╭─ Records for this exercise

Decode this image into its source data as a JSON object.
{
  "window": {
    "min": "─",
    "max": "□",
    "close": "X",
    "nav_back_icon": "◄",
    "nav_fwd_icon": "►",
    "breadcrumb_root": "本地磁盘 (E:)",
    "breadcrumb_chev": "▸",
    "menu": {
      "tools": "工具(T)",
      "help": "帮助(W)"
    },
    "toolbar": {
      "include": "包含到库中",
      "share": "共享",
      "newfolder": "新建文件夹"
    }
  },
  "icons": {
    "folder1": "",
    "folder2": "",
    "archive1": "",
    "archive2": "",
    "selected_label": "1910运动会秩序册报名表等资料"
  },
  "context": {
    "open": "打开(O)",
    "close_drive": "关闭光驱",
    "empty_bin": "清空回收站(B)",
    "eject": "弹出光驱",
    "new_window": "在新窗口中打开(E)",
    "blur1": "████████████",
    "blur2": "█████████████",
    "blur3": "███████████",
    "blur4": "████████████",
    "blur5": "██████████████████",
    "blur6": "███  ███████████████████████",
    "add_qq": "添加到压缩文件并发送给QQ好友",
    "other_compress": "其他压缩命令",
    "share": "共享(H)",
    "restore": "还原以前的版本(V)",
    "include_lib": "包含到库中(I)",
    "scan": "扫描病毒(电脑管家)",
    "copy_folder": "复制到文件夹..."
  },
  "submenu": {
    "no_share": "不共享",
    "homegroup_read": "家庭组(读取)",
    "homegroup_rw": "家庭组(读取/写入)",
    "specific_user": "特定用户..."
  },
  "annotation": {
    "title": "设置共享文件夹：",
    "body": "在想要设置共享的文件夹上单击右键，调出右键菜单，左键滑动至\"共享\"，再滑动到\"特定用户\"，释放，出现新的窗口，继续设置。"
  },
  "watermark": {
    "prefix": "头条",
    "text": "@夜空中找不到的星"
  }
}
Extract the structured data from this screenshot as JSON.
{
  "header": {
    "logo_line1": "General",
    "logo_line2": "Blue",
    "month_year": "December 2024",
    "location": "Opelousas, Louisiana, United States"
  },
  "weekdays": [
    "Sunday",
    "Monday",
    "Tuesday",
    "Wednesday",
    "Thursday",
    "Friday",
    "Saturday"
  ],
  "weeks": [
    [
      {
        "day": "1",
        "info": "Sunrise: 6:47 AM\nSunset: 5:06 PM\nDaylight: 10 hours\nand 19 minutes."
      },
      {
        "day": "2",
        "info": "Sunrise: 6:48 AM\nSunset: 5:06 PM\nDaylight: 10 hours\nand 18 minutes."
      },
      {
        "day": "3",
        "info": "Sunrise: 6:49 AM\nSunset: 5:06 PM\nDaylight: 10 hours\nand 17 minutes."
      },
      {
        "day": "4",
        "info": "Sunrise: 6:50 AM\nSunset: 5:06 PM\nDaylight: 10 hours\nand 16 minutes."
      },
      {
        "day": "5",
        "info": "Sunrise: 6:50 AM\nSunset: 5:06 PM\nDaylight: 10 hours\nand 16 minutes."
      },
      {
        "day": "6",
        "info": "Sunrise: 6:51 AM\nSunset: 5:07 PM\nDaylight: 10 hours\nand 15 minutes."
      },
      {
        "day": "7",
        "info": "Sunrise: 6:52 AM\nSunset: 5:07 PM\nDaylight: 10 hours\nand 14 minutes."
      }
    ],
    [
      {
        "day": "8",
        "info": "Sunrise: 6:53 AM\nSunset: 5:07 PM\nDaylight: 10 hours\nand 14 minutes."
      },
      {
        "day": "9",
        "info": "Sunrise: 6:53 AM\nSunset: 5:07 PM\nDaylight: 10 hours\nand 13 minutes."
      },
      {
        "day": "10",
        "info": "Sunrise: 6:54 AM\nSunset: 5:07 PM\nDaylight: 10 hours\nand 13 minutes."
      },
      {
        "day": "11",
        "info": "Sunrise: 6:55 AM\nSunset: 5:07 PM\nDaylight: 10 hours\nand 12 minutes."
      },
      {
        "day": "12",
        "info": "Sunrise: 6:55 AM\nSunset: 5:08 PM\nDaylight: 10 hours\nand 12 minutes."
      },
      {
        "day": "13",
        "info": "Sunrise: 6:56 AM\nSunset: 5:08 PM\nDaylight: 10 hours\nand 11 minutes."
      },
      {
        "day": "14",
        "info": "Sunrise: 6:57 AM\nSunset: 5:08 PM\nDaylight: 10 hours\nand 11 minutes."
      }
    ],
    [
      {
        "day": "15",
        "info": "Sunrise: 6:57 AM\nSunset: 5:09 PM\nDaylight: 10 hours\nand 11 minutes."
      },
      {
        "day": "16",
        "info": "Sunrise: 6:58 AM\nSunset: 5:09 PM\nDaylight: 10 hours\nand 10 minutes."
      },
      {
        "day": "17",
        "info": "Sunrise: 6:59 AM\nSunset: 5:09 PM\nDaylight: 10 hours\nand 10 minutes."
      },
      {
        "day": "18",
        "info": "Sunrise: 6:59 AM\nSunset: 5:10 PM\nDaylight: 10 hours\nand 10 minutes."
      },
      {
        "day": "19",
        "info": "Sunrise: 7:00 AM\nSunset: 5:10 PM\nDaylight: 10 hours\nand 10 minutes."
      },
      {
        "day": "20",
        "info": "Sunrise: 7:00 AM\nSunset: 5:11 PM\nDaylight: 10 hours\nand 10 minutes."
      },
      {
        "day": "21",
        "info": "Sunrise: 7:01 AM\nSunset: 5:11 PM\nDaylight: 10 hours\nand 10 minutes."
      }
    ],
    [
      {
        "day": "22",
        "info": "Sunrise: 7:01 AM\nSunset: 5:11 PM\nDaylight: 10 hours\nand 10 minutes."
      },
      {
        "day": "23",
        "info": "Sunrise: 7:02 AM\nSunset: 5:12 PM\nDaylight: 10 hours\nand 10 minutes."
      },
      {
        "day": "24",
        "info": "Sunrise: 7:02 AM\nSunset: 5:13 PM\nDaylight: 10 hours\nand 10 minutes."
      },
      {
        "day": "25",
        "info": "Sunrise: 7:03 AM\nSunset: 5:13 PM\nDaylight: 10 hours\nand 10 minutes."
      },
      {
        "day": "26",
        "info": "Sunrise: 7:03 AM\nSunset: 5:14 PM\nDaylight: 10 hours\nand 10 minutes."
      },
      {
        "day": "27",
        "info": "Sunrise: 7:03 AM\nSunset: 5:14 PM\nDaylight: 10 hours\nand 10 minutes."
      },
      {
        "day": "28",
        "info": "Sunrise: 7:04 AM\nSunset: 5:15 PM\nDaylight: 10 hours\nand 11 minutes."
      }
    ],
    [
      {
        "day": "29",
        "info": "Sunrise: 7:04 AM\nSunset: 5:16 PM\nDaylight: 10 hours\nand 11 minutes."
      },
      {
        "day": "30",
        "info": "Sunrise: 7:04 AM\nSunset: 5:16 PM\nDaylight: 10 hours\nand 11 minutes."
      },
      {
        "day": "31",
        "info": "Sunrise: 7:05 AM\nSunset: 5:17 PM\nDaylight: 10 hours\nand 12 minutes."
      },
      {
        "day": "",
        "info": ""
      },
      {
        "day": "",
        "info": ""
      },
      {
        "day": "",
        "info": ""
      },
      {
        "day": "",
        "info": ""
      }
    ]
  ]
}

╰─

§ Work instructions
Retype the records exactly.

§ The answer
Decode this image into its source data as a JSON object.
{
  "window": {
    "min": "─",
    "max": "□",
    "close": "X",
    "nav_back_icon": "◄",
    "nav_fwd_icon": "►",
    "breadcrumb_root": "本地磁盘 (E:)",
    "breadcrumb_chev": "▸",
    "menu": {
      "tools": "工具(T)",
      "help": "帮助(W)"
    },
    "toolbar": {
      "include": "包含到库中",
      "share": "共享",
      "newfolder": "新建文件夹"
    }
  },
  "icons": {
    "folder1": "",
    "folder2": "",
    "archive1": "",
    "archive2": "",
    "selected_label": "1910运动会秩序册报名表等资料"
  },
  "context": {
    "open": "打开(O)",
    "close_drive": "关闭光驱",
    "empty_bin": "清空回收站(B)",
    "eject": "弹出光驱",
    "new_window": "在新窗口中打开(E)",
    "blur1": "████████████",
    "blur2": "█████████████",
    "blur3": "███████████",
    "blur4": "████████████",
    "blur5": "██████████████████",
    "blur6": "███  ███████████████████████",
    "add_qq": "添加到压缩文件并发送给QQ好友",
    "other_compress": "其他压缩命令",
    "share": "共享(H)",
    "restore": "还原以前的版本(V)",
    "include_lib": "包含到库中(I)",
    "scan": "扫描病毒(电脑管家)",
    "copy_folder": "复制到文件夹..."
  },
  "submenu": {
    "no_share": "不共享",
    "homegroup_read": "家庭组(读取)",
    "homegroup_rw": "家庭组(读取/写入)",
    "specific_user": "特定用户..."
  },
  "annotation": {
    "title": "设置共享文件夹：",
    "body": "在想要设置共享的文件夹上单击右键，调出右键菜单，左键滑动至\"共享\"，再滑动到\"特定用户\"，释放，出现新的窗口，继续设置。"
  },
  "watermark": {
    "prefix": "头条",
    "text": "@夜空中找不到的星"
  }
}
Extract the structured data from this screenshot as JSON.
{
  "header": {
    "logo_line1": "General",
    "logo_line2": "Blue",
    "month_year": "December 2024",
    "location": "Opelousas, Louisiana, United States"
  },
  "weekdays": [
    "Sunday",
    "Monday",
    "Tuesday",
    "Wednesday",
    "Thursday",
    "Friday",
    "Saturday"
  ],
  "weeks": [
    [
      {
        "day": "1",
        "info": "Sunrise: 6:47 AM\nSunset: 5:06 PM\nDaylight: 10 hours\nand 19 minutes."
      },
      {
        "day": "2",
        "info": "Sunrise: 6:48 AM\nSunset: 5:06 PM\nDaylight: 10 hours\nand 18 minutes."
      },
      {
        "day": "3",
        "info": "Sunrise: 6:49 AM\nSunset: 5:06 PM\nDaylight: 10 hours\nand 17 minutes."
      },
      {
        "day": "4",
        "info": "Sunrise: 6:50 AM\nSunset: 5:06 PM\nDaylight: 10 hours\nand 16 minutes."
      },
      {
        "day": "5",
        "info": "Sunrise: 6:50 AM\nSunset: 5:06 PM\nDaylight: 10 hours\nand 16 minutes."
      },
      {
        "day": "6",
        "info": "Sunrise: 6:51 AM\nSunset: 5:07 PM\nDaylight: 10 hours\nand 15 minutes."
      },
      {
        "day": "7",
        "info": "Sunrise: 6:52 AM\nSunset: 5:07 PM\nDaylight: 10 hours\nand 14 minutes."
      }
    ],
    [
      {
        "day": "8",
        "info": "Sunrise: 6:53 AM\nSunset: 5:07 PM\nDaylight: 10 hours\nand 14 minutes."
      },
      {
        "day": "9",
        "info": "Sunrise: 6:53 AM\nSunset: 5:07 PM\nDaylight: 10 hours\nand 13 minutes."
      },
      {
        "day": "10",
        "info": "Sunrise: 6:54 AM\nSunset: 5:07 PM\nDaylight: 10 hours\nand 13 minutes."
      },
      {
        "day": "11",
        "info": "Sunrise: 6:55 AM\nSunset: 5:07 PM\nDaylight: 10 hours\nand 12 minutes."
      },
      {
        "day": "12",
        "info": "Sunrise: 6:55 AM\nSunset: 5:08 PM\nDaylight: 10 hours\nand 12 minutes."
      },
      {
        "day": "13",
        "info": "Sunrise: 6:56 AM\nSunset: 5:08 PM\nDaylight: 10 hours\nand 11 minutes."
      },
      {
        "day": "14",
        "info": "Sunrise: 6:57 AM\nSunset: 5:08 PM\nDaylight: 10 hours\nand 11 minutes."
      }
    ],
    [
      {
        "day": "15",
        "info": "Sunrise: 6:57 AM\nSunset: 5:09 PM\nDaylight: 10 hours\nand 11 minutes."
      },
      {
        "day": "16",
        "info": "Sunrise: 6:58 AM\nSunset: 5:09 PM\nDaylight: 10 hours\nand 10 minutes."
      },
      {
        "day": "17",
        "info": "Sunrise: 6:59 AM\nSunset: 5:09 PM\nDaylight: 10 hours\nand 10 minutes."
      },
      {
        "day": "18",
        "info": "Sunrise: 6:59 AM\nSunset: 5:10 PM\nDaylight: 10 hours\nand 10 minutes."
      },
      {
        "day": "19",
        "info": "Sunrise: 7:00 AM\nSunset: 5:10 PM\nDaylight: 10 hours\nand 10 minutes."
      },
      {
        "day": "20",
        "info": "Sunrise: 7:00 AM\nSunset: 5:11 PM\nDaylight: 10 hours\nand 10 minutes."
      },
      {
        "day": "21",
        "info": "Sunrise: 7:01 AM\nSunset: 5:11 PM\nDaylight: 10 hours\nand 10 minutes."
      }
    ],
    [
      {
        "day": "22",
        "info": "Sunrise: 7:01 AM\nSunset: 5:11 PM\nDaylight: 10 hours\nand 10 minutes."
      },
      {
        "day": "23",
        "info": "Sunrise: 7:02 AM\nSunset: 5:12 PM\nDaylight: 10 hours\nand 10 minutes."
      },
      {
        "day": "24",
        "info": "Sunrise: 7:02 AM\nSunset: 5:13 PM\nDaylight: 10 hours\nand 10 minutes."
      },
      {
        "day": "25",
        "info": "Sunrise: 7:03 AM\nSunset: 5:13 PM\nDaylight: 10 hours\nand 10 minutes."
      },
      {
        "day": "26",
        "info": "Sunrise: 7:03 AM\nSunset: 5:14 PM\nDaylight: 10 hours\nand 10 minutes."
      },
      {
        "day": "27",
        "info": "Sunrise: 7:03 AM\nSunset: 5:14 PM\nDaylight: 10 hours\nand 10 minutes."
      },
      {
        "day": "28",
        "info": "Sunrise: 7:04 AM\nSunset: 5:15 PM\nDaylight: 10 hours\nand 11 minutes."
      }
    ],
    [
      {
        "day": "29",
        "info": "Sunrise: 7:04 AM\nSunset: 5:16 PM\nDaylight: 10 hours\nand 11 minutes."
      },
      {
        "day": "30",
        "info": "Sunrise: 7:04 AM\nSunset: 5:16 PM\nDaylight: 10 hours\nand 11 minutes."
      },
      {
        "day": "31",
        "info": "Sunrise: 7:05 AM\nSunset: 5:17 PM\nDaylight: 10 hours\nand 12 minutes."
      },
      {
        "day": "",
        "info": ""
      },
      {
        "day": "",
        "info": ""
      },
      {
        "day": "",
        "info": ""
      },
      {
        "day": "",
        "info": ""
      }
    ]
  ]
}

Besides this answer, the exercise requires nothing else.